Thanks to the Surfrider Foundation, Governor Schwarzenegger received over 10,000 emails opposing the 241-extension. What's the Governor's current stance on this issue?

The Governor is definitely aware of the issue. The State put out a statement acknowledging that the Governor was disappointed that all options had not being explored. He recently toured San Mateo Creek campsite with the head of the State Parks, so it's definitely on his radar. And he will keep it on his radar as long as the public continues to get involved. There are Save Trestles stickers up everywhere. People need to be more visible in their stance and then it will be picked up more by the media, which resonates up to Sacramento. Hopefully Schwarzenegger is leaning towards supporting our position. But we need him to come out with a much stronger position.

And the next step for Surfrider is...

...Filing litigation against TCA for the EIR. We're working with South Orange County, Laguna Beach and San Diego chapters to reach more members of community and educate them and get them speaking out. That's the most important thing aside from contacting their local elected official. The fact that we got 10,000 emails through an action alert to the Governor is incredible.

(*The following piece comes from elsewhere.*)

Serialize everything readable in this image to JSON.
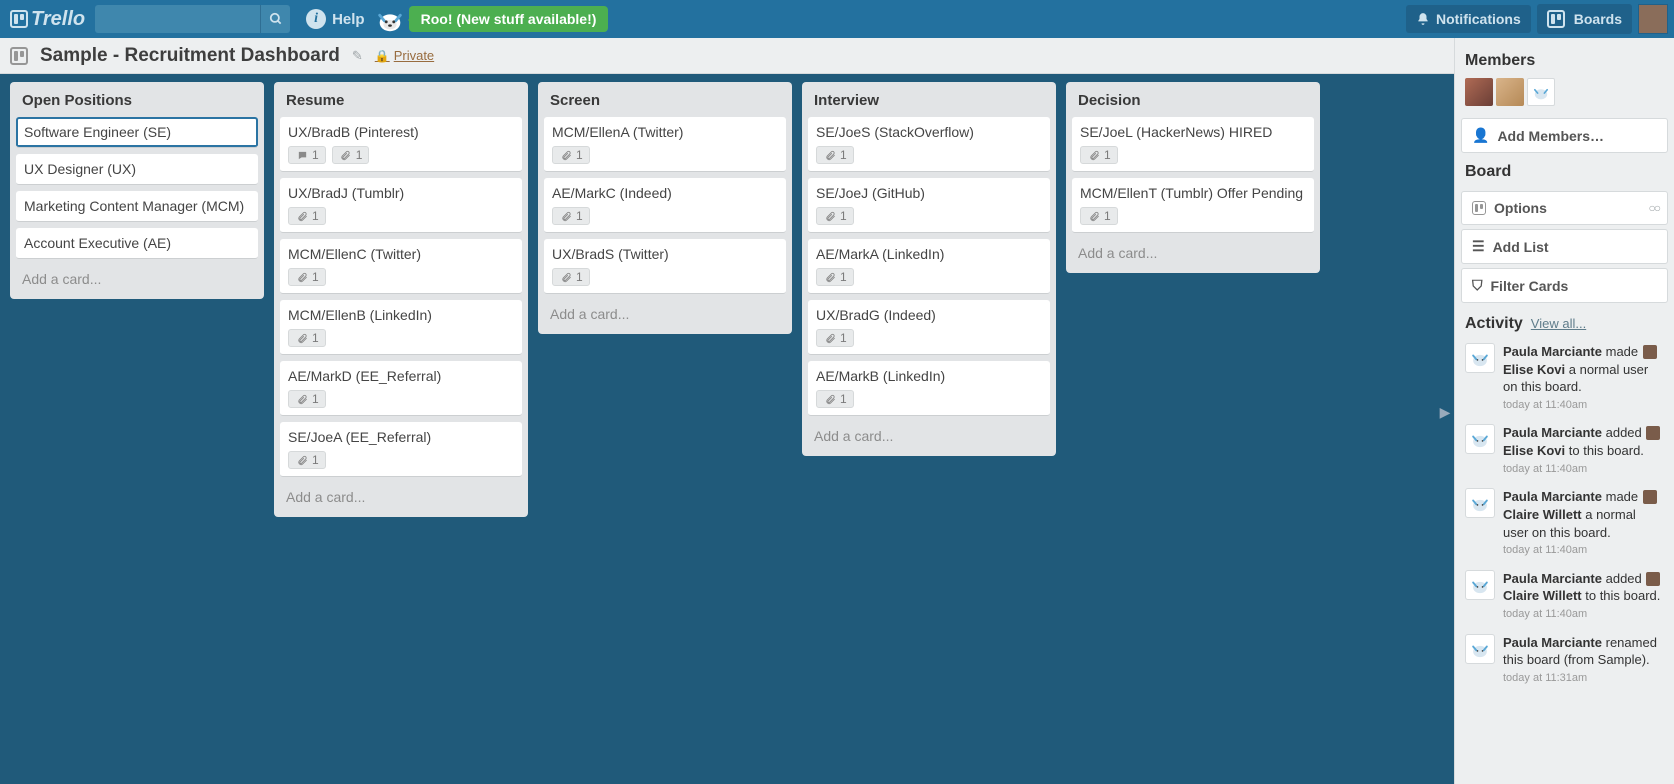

We've been doing those for three years and that's double or triple the amount of any initiative we've taken on in the past. It shows peoples passion for this place.

Many concerned surfers and activists are wondering, "What can I do about it?" What are some ways individuals can help?

The thing that Surfrider needs right now is funding for the lawsuits and litigation. We're currently working with our surf industry partners on events and products that support the efforts. We'd rather build stakeholders by having people buy and wear T-shirts and attend a concert, not just get their money. For less than a price of tank of gas you can join Surfrider and support the process. There's power in numbers and every time someone joins Surfrider they are helping their brothers who are fighting out there on the front lines. We also need to keep pressure on the elected officials and keep this campaign visible. Get a stack Save Trestles stickers and pass them out. Shoot, even hang a bed sheet over the freeway that says "Save Trestles."

Thanks Matt.

I know and I'd like to acknowledge Surfline and Surfer, Surfing and Transworld Surf Magazines for their efforts as well. The guys at SIMA have been incredible and it's great to see the industry come together like this proactively to stop a tragedy from happening. I'm confident we can make it happen...this could be the biggest thing the Foundation has ever done.


TOLL ROAD THROUGH TRESTLES APPROVED: (2/24/06) Surfrider and other environmental groups remain optimistic that battle is not over yet

(2/21/06) Act now to save SoCal's best wavezone

(12/15/05) Will Lowers get paved by new 241 extension toll road?
TOLL ROAD THROUGH TRESTLES APPROVED: (2/24/06) Surfrider and other environmental groups remain optimistic that battle is not over yet

(2/21/06) Act now to save SoCal's best wavezone

(12/15/05) Will Lowers get paved by new 241 extension toll road?